━━━ Supplied records

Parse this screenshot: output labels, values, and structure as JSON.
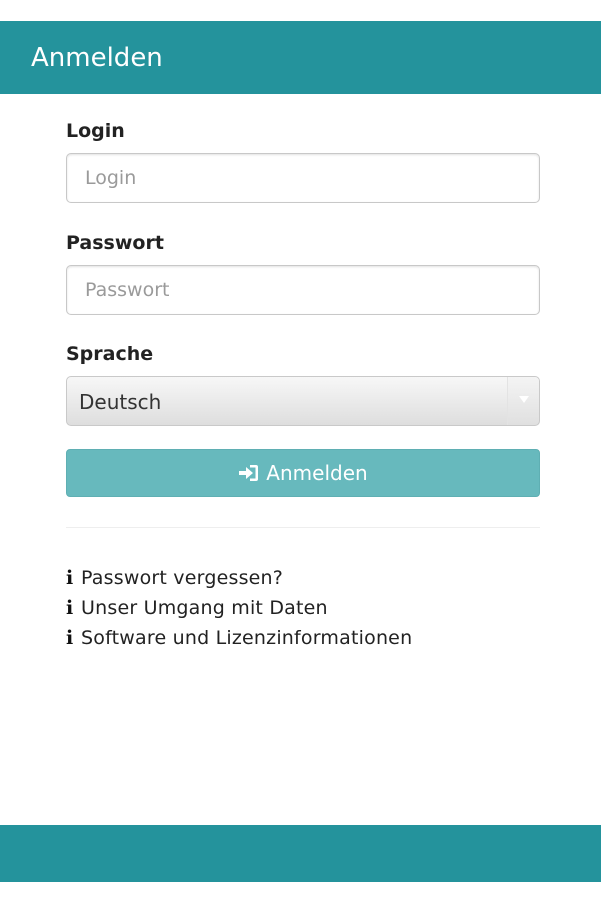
{
  "header": {
    "title": "Anmelden"
  },
  "form": {
    "login": {
      "label": "Login",
      "placeholder": "Login",
      "value": ""
    },
    "password": {
      "label": "Passwort",
      "placeholder": "Passwort",
      "value": ""
    },
    "language": {
      "label": "Sprache",
      "selected": "Deutsch"
    },
    "submit": {
      "label": "Anmelden",
      "icon": "sign-in-icon"
    }
  },
  "links": [
    {
      "icon": "info-icon",
      "label": "Passwort vergessen?"
    },
    {
      "icon": "info-icon",
      "label": "Unser Umgang mit Daten"
    },
    {
      "icon": "info-icon",
      "label": "Software und Lizenzinformationen"
    }
  ],
  "colors": {
    "brand": "#24939c",
    "button": "#67b9bd"
  }
}
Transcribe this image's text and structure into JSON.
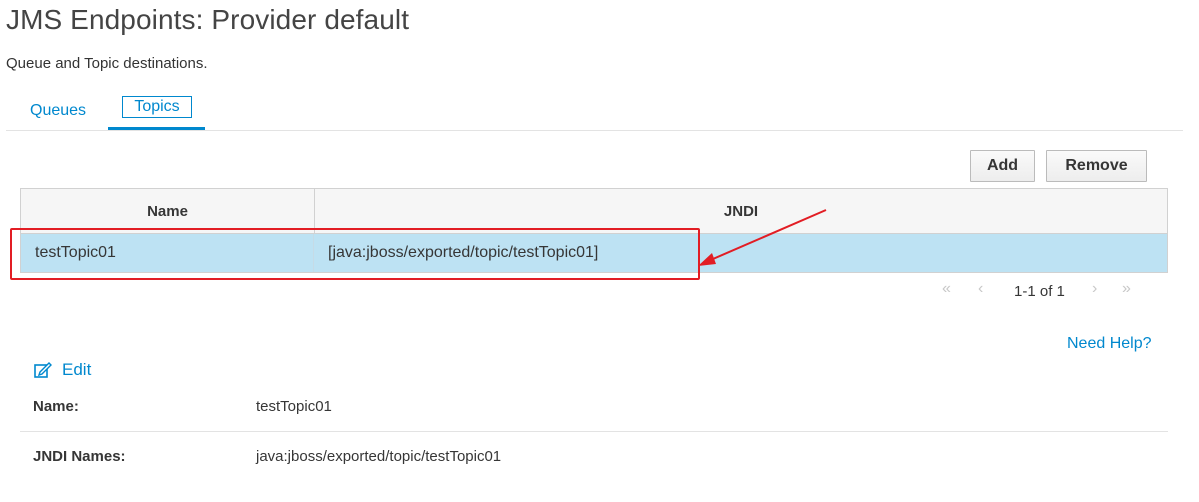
{
  "header": {
    "title": "JMS Endpoints: Provider default",
    "subtitle": "Queue and Topic destinations."
  },
  "tabs": [
    {
      "label": "Queues",
      "active": false
    },
    {
      "label": "Topics",
      "active": true
    }
  ],
  "toolbar": {
    "add_label": "Add",
    "remove_label": "Remove"
  },
  "table": {
    "columns": [
      "Name",
      "JNDI"
    ],
    "rows": [
      {
        "name": "testTopic01",
        "jndi": "[java:jboss/exported/topic/testTopic01]",
        "selected": true
      }
    ]
  },
  "pager": {
    "first_icon": "double-chevron-left-icon",
    "prev_icon": "chevron-left-icon",
    "range_text": "1-1 of 1",
    "next_icon": "chevron-right-icon",
    "last_icon": "double-chevron-right-icon"
  },
  "help_link": "Need Help?",
  "details": {
    "edit_label": "Edit",
    "edit_icon": "pencil-square-icon",
    "fields": [
      {
        "label": "Name:",
        "value": "testTopic01"
      },
      {
        "label": "JNDI Names:",
        "value": "java:jboss/exported/topic/testTopic01"
      }
    ]
  },
  "annotation": {
    "color": "#e21d24"
  },
  "colors": {
    "accent": "#0088ce",
    "selected_row": "#bde2f3"
  }
}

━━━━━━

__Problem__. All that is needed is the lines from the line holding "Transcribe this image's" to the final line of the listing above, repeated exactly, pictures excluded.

__Written solution__.
Transcribe this image's text and structure into JSON.
{
  "header": {
    "title": "JMS Endpoints: Provider default",
    "subtitle": "Queue and Topic destinations."
  },
  "tabs": [
    {
      "label": "Queues",
      "active": false
    },
    {
      "label": "Topics",
      "active": true
    }
  ],
  "toolbar": {
    "add_label": "Add",
    "remove_label": "Remove"
  },
  "table": {
    "columns": [
      "Name",
      "JNDI"
    ],
    "rows": [
      {
        "name": "testTopic01",
        "jndi": "[java:jboss/exported/topic/testTopic01]",
        "selected": true
      }
    ]
  },
  "pager": {
    "first_icon": "double-chevron-left-icon",
    "prev_icon": "chevron-left-icon",
    "range_text": "1-1 of 1",
    "next_icon": "chevron-right-icon",
    "last_icon": "double-chevron-right-icon"
  },
  "help_link": "Need Help?",
  "details": {
    "edit_label": "Edit",
    "edit_icon": "pencil-square-icon",
    "fields": [
      {
        "label": "Name:",
        "value": "testTopic01"
      },
      {
        "label": "JNDI Names:",
        "value": "java:jboss/exported/topic/testTopic01"
      }
    ]
  },
  "annotation": {
    "color": "#e21d24"
  },
  "colors": {
    "accent": "#0088ce",
    "selected_row": "#bde2f3"
  }
}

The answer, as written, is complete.